Task requirements
The full listing should be set down again without a single alteration.

Task data: Begin

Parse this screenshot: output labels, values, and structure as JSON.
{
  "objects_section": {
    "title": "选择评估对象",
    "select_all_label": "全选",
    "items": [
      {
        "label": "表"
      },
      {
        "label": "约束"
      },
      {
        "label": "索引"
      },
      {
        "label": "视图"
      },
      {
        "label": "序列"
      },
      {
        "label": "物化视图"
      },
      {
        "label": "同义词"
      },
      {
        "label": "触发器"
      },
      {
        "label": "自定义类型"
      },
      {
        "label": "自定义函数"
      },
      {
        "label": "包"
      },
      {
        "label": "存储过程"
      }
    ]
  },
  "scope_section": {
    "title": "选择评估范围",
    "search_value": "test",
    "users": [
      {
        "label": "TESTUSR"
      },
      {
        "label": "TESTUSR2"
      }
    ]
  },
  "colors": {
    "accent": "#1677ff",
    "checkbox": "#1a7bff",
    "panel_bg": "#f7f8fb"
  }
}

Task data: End

Solution for this exercise
Parse this screenshot: output labels, values, and structure as JSON.
{
  "objects_section": {
    "title": "选择评估对象",
    "select_all_label": "全选",
    "items": [
      {
        "label": "表"
      },
      {
        "label": "约束"
      },
      {
        "label": "索引"
      },
      {
        "label": "视图"
      },
      {
        "label": "序列"
      },
      {
        "label": "物化视图"
      },
      {
        "label": "同义词"
      },
      {
        "label": "触发器"
      },
      {
        "label": "自定义类型"
      },
      {
        "label": "自定义函数"
      },
      {
        "label": "包"
      },
      {
        "label": "存储过程"
      }
    ]
  },
  "scope_section": {
    "title": "选择评估范围",
    "search_value": "test",
    "users": [
      {
        "label": "TESTUSR"
      },
      {
        "label": "TESTUSR2"
      }
    ]
  },
  "colors": {
    "accent": "#1677ff",
    "checkbox": "#1a7bff",
    "panel_bg": "#f7f8fb"
  }
}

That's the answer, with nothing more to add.